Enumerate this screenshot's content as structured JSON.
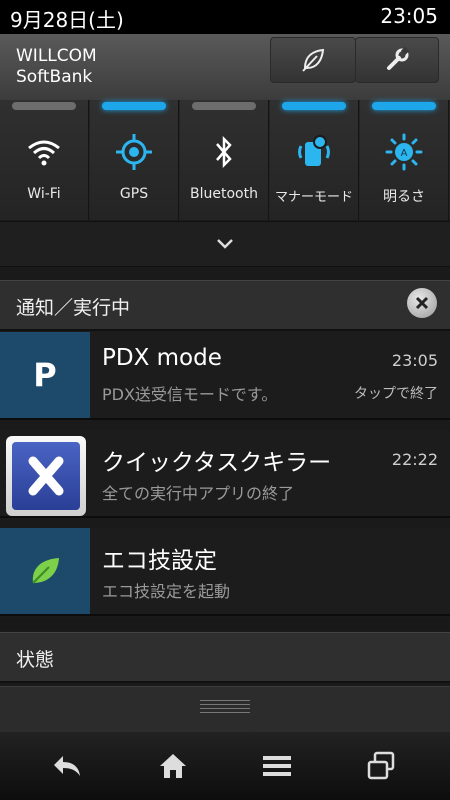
{
  "status_bar": {
    "date": "9月28日(土)",
    "time": "23:05"
  },
  "carrier": {
    "line1": "WILLCOM",
    "line2": "SoftBank"
  },
  "quick_toggles": [
    {
      "label": "Wi-Fi",
      "icon": "wifi-icon",
      "on": false
    },
    {
      "label": "GPS",
      "icon": "gps-icon",
      "on": true
    },
    {
      "label": "Bluetooth",
      "icon": "bluetooth-icon",
      "on": false
    },
    {
      "label": "マナーモード",
      "icon": "manner-mode-icon",
      "on": true
    },
    {
      "label": "明るさ",
      "icon": "brightness-icon",
      "on": true
    }
  ],
  "sections": {
    "notifications": "通知／実行中",
    "status": "状態"
  },
  "notifications": [
    {
      "title": "PDX mode",
      "text": "PDX送受信モードです。",
      "time": "23:05",
      "action": "タップで終了",
      "icon_text": "P"
    },
    {
      "title": "クイックタスクキラー",
      "text": "全ての実行中アプリの終了",
      "time": "22:22"
    },
    {
      "title": "エコ技設定",
      "text": "エコ技設定を起動"
    }
  ],
  "colors": {
    "accent": "#1ea6ea",
    "notif_icon_bg": "#1d4a6b"
  }
}
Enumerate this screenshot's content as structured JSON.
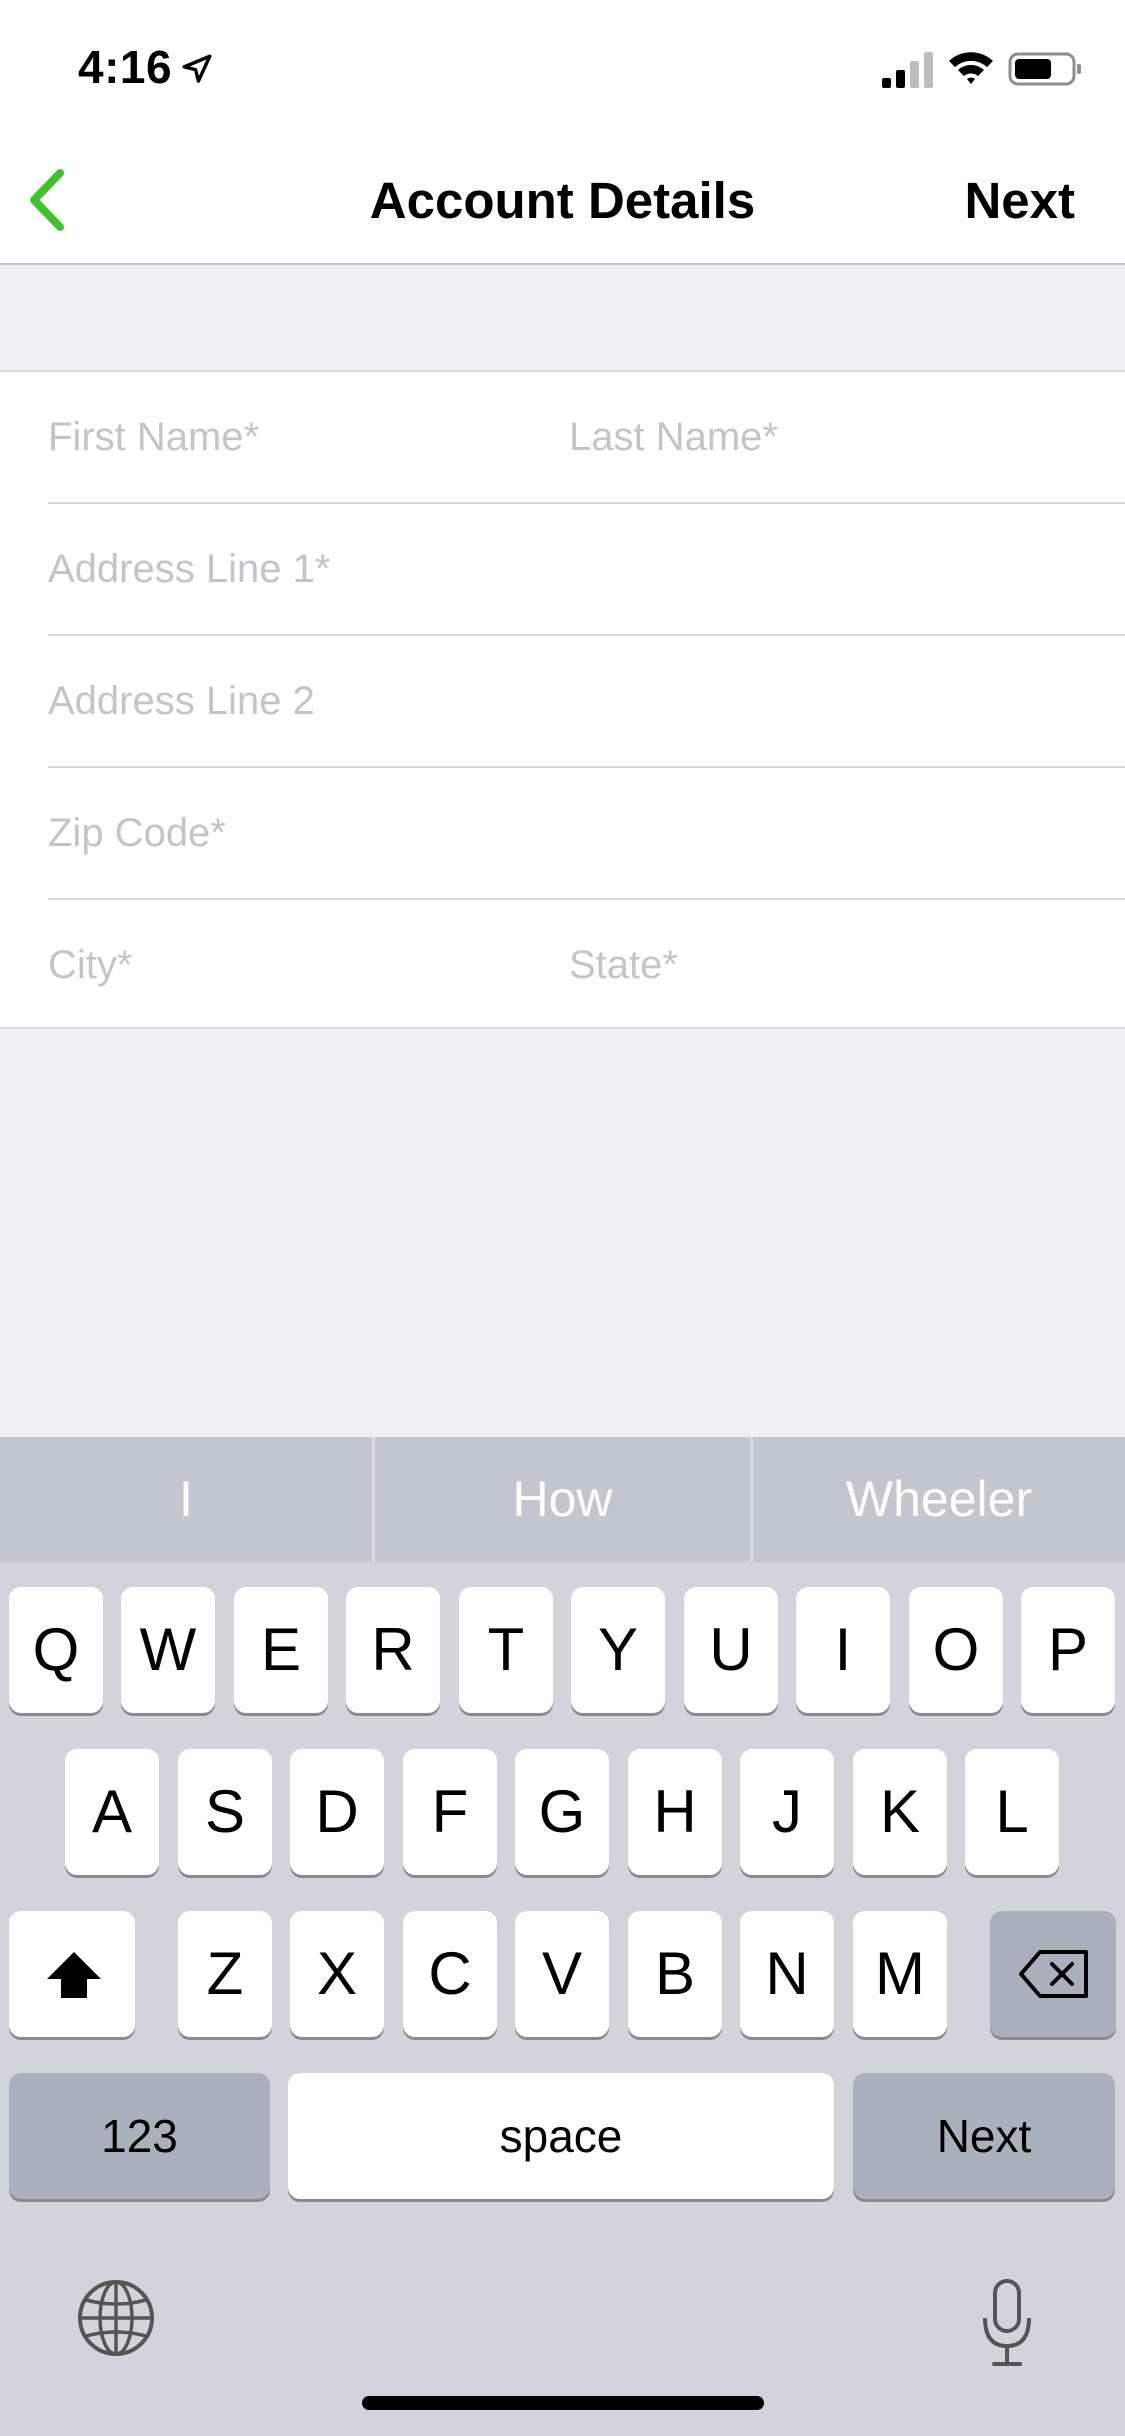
{
  "status_bar": {
    "time": "4:16"
  },
  "nav": {
    "title": "Account Details",
    "next_label": "Next"
  },
  "form": {
    "first_name_placeholder": "First Name*",
    "last_name_placeholder": "Last Name*",
    "address1_placeholder": "Address Line 1*",
    "address2_placeholder": "Address Line 2",
    "zip_placeholder": "Zip Code*",
    "city_placeholder": "City*",
    "state_placeholder": "State*"
  },
  "keyboard": {
    "suggestions": [
      "I",
      "How",
      "Wheeler"
    ],
    "row1": [
      "Q",
      "W",
      "E",
      "R",
      "T",
      "Y",
      "U",
      "I",
      "O",
      "P"
    ],
    "row2": [
      "A",
      "S",
      "D",
      "F",
      "G",
      "H",
      "J",
      "K",
      "L"
    ],
    "row3": [
      "Z",
      "X",
      "C",
      "V",
      "B",
      "N",
      "M"
    ],
    "numbers_label": "123",
    "space_label": "space",
    "return_label": "Next"
  },
  "colors": {
    "accent_green": "#3dc42b",
    "placeholder": "#c4c4c8",
    "keyboard_bg": "#d1d4db"
  },
  "icons": [
    "location-arrow-icon",
    "signal-icon",
    "wifi-icon",
    "battery-icon",
    "back-chevron-icon",
    "shift-icon",
    "delete-icon",
    "globe-icon",
    "microphone-icon"
  ]
}
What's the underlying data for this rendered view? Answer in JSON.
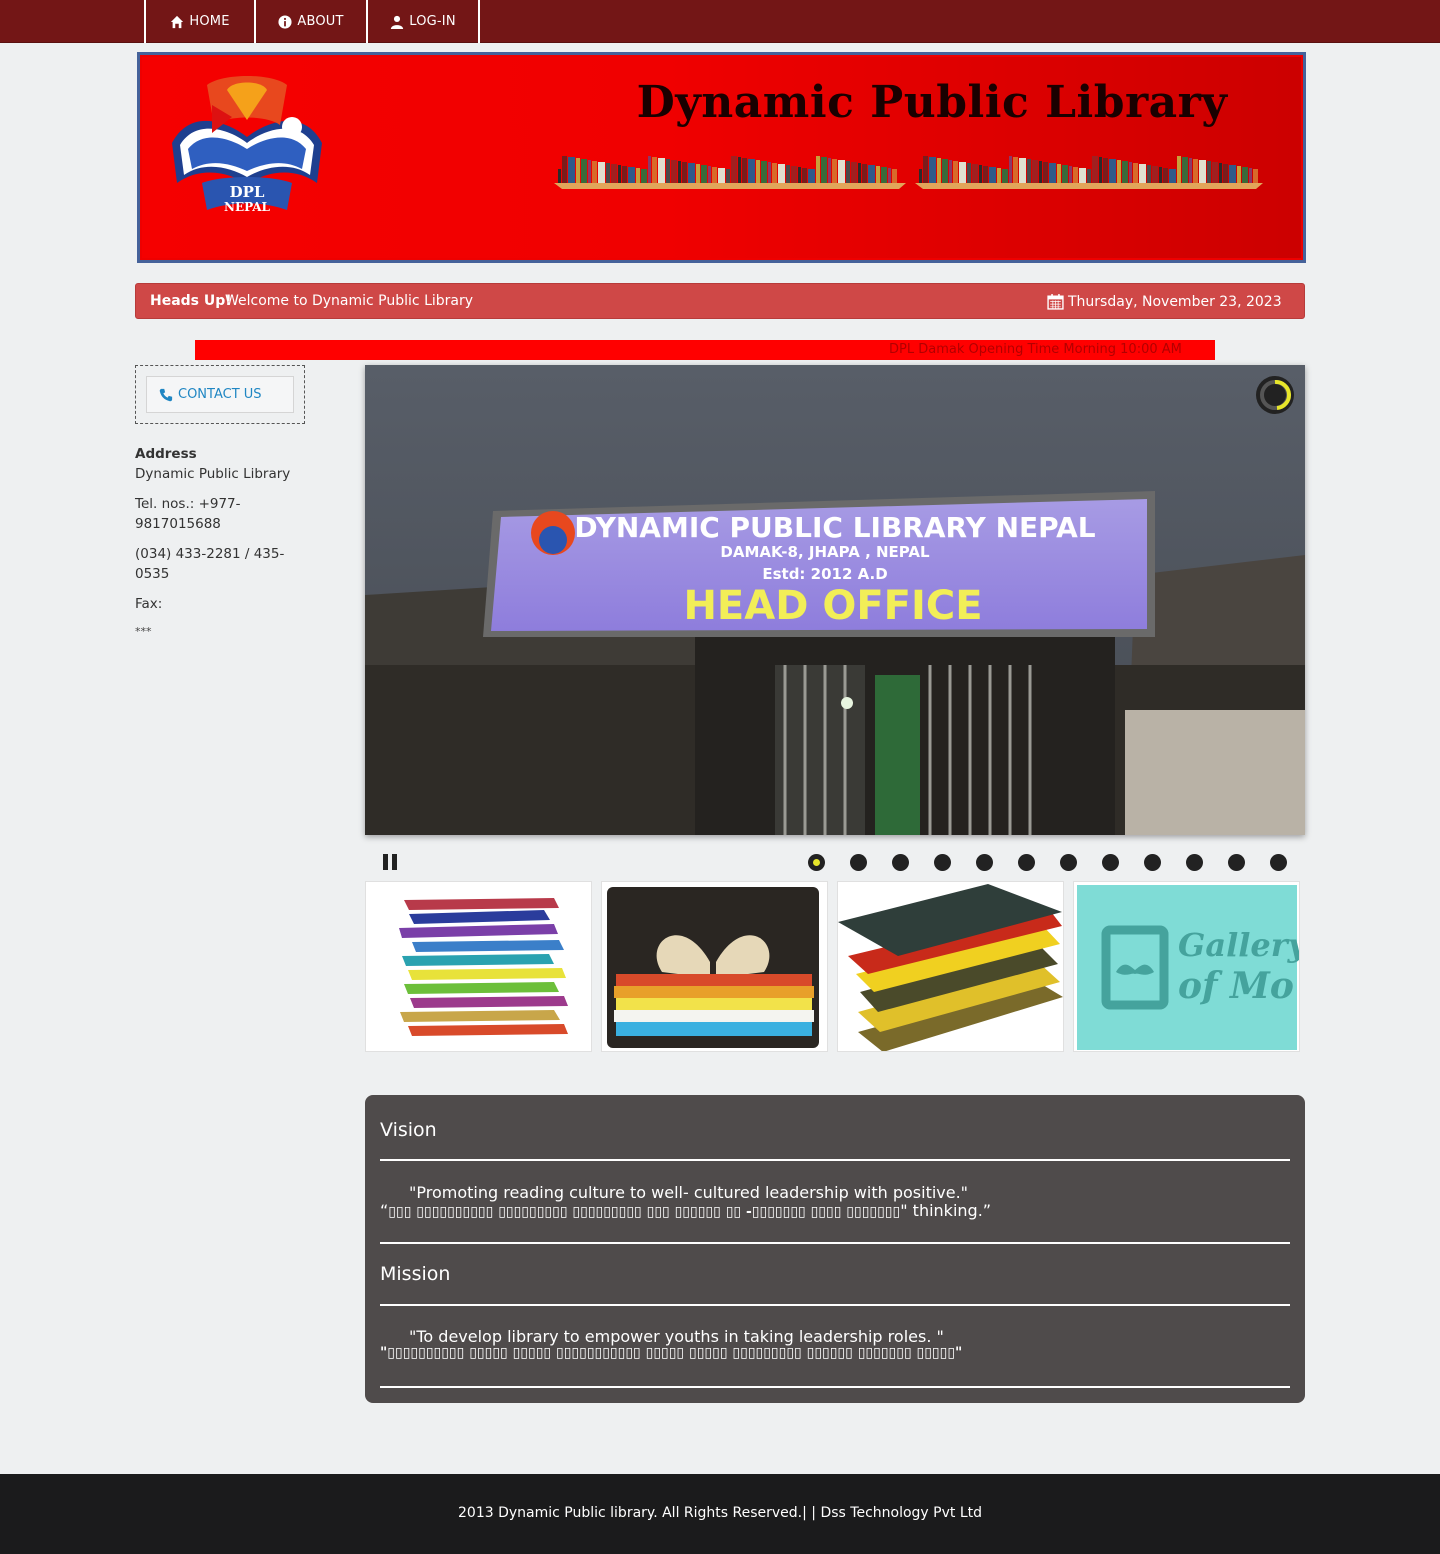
{
  "nav": {
    "home": "HOME",
    "about": "ABOUT",
    "login": "LOG-IN"
  },
  "banner": {
    "title": "Dynamic Public Library",
    "logo_text_1": "DPL",
    "logo_text_2": "NEPAL"
  },
  "alert": {
    "strong": "Heads Up!",
    "message": "Welcome to Dynamic Public Library",
    "date": "Thursday, November 23, 2023"
  },
  "marquee": {
    "text": "DPL Damak Opening Time    Morning 10:00 AM"
  },
  "sidebar": {
    "contact_label": "CONTACT US",
    "address_title": "Address",
    "address_name": "Dynamic Public Library",
    "tel": "Tel. nos.: +977-9817015688",
    "phones": "(034) 433-2281 / 435-0535",
    "fax": "Fax:",
    "stars": "***"
  },
  "slider": {
    "sign_line1": "DYNAMIC PUBLIC LIBRARY NEPAL",
    "sign_line2": "DAMAK-8, JHAPA , NEPAL",
    "sign_line3": "Estd: 2012 A.D",
    "sign_line4": "HEAD OFFICE",
    "dot_count": 12,
    "active_dot": 0
  },
  "thumb4": {
    "line1": "Gallery",
    "line2": "of Mo"
  },
  "vision_mission": {
    "vision_title": "Vision",
    "vision_en": "\"Promoting reading culture to well- cultured leadership with positive.\"",
    "vision_np_open": "“",
    "vision_np": "▯▯▯ ▯▯▯▯▯▯▯▯▯▯ ▯▯▯▯▯▯▯▯▯ ▯▯▯▯▯▯▯▯▯ ▯▯▯ ▯▯▯▯▯▯ ▯▯ -▯▯▯▯▯▯▯ ▯▯▯▯ ▯▯▯▯▯▯▯",
    "vision_np_close": "\" thinking.”",
    "mission_title": "Mission",
    "mission_en": "\"To develop library to empower youths in taking leadership roles. \"",
    "mission_np": "\"▯▯▯▯▯▯▯▯▯▯ ▯▯▯▯▯ ▯▯▯▯▯ ▯▯▯▯▯▯▯▯▯▯▯ ▯▯▯▯▯ ▯▯▯▯▯ ▯▯▯▯▯▯▯▯▯ ▯▯▯▯▯▯ ▯▯▯▯▯▯▯ ▯▯▯▯▯\""
  },
  "footer": {
    "text": "2013 Dynamic Public library. All Rights Reserved.| | Dss Technology Pvt Ltd"
  },
  "colors": {
    "nav_bg": "#731616",
    "alert_bg": "#cf4847",
    "marquee_bg": "#ff0000",
    "panel_bg": "#4f4b4b",
    "footer_bg": "#1b1b1c",
    "link_blue": "#1f86c3",
    "dot_active": "#e7e62b"
  }
}
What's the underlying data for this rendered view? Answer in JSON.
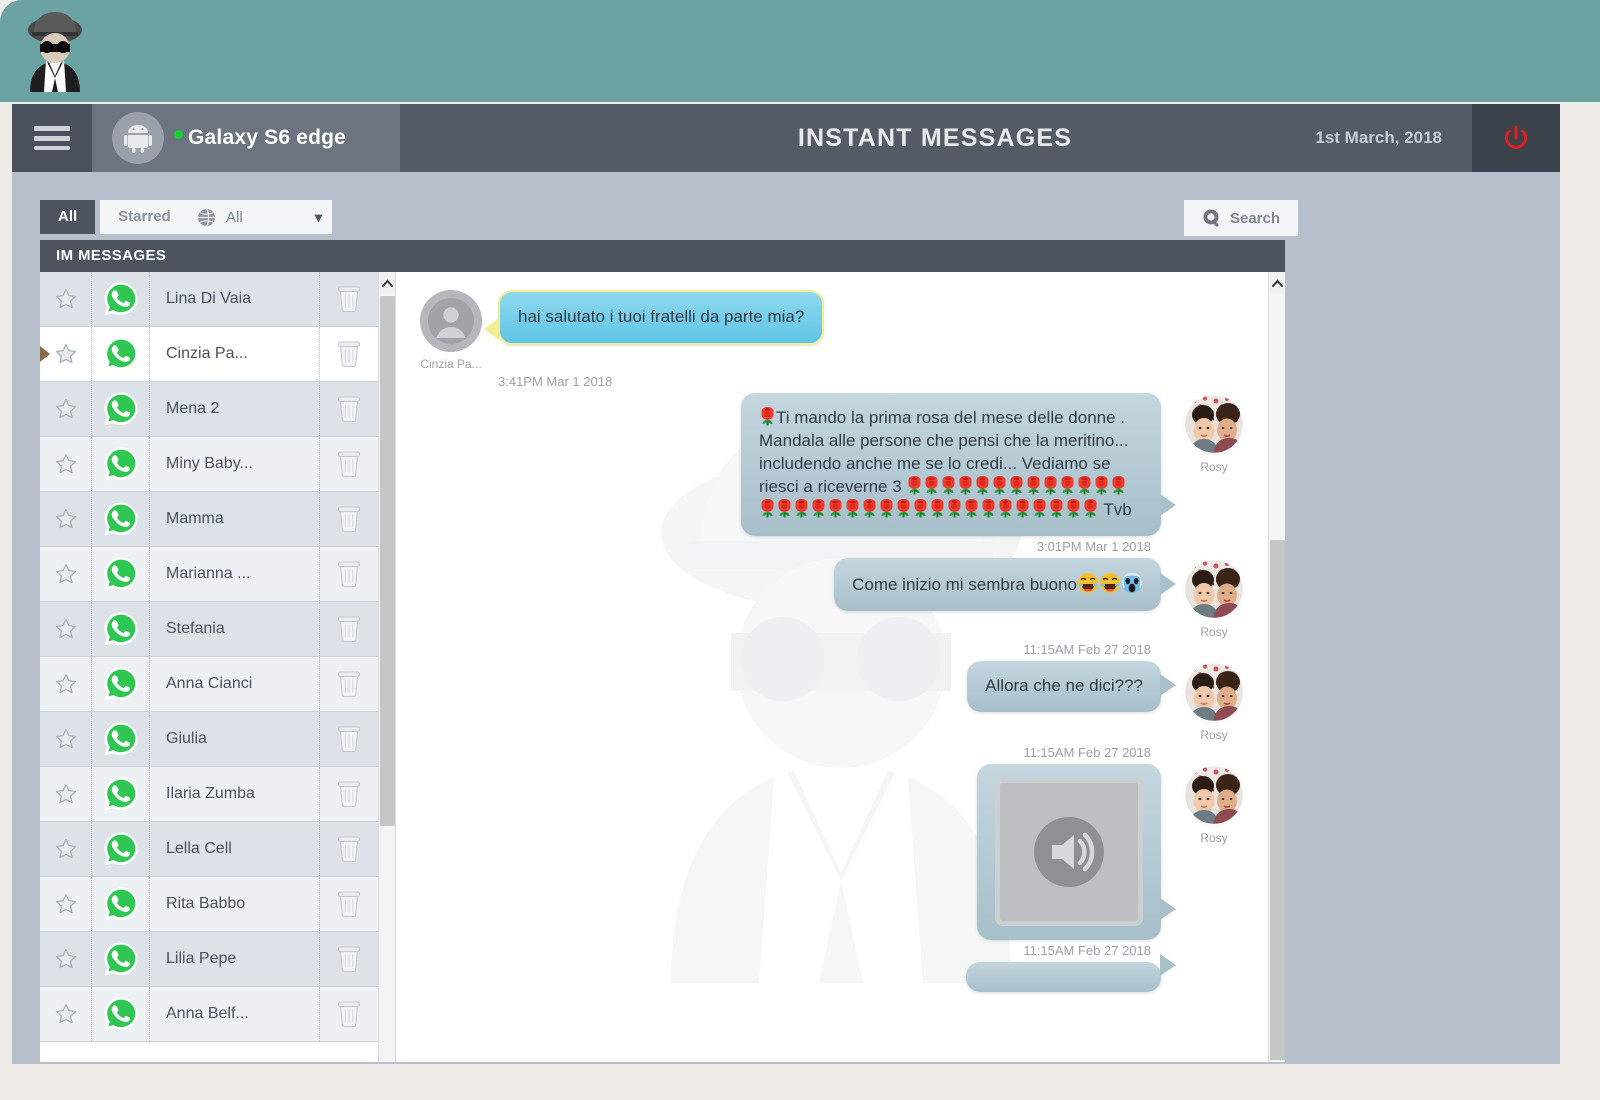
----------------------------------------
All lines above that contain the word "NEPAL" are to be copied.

**Solution for this problem:**
    "logo_text_2": "NEPAL"
    "sign_line1": "DYNAMIC PUBLIC LIBRARY NEPAL",
    "sign_line2": "DAMAK-8, JHAPA , NEPAL",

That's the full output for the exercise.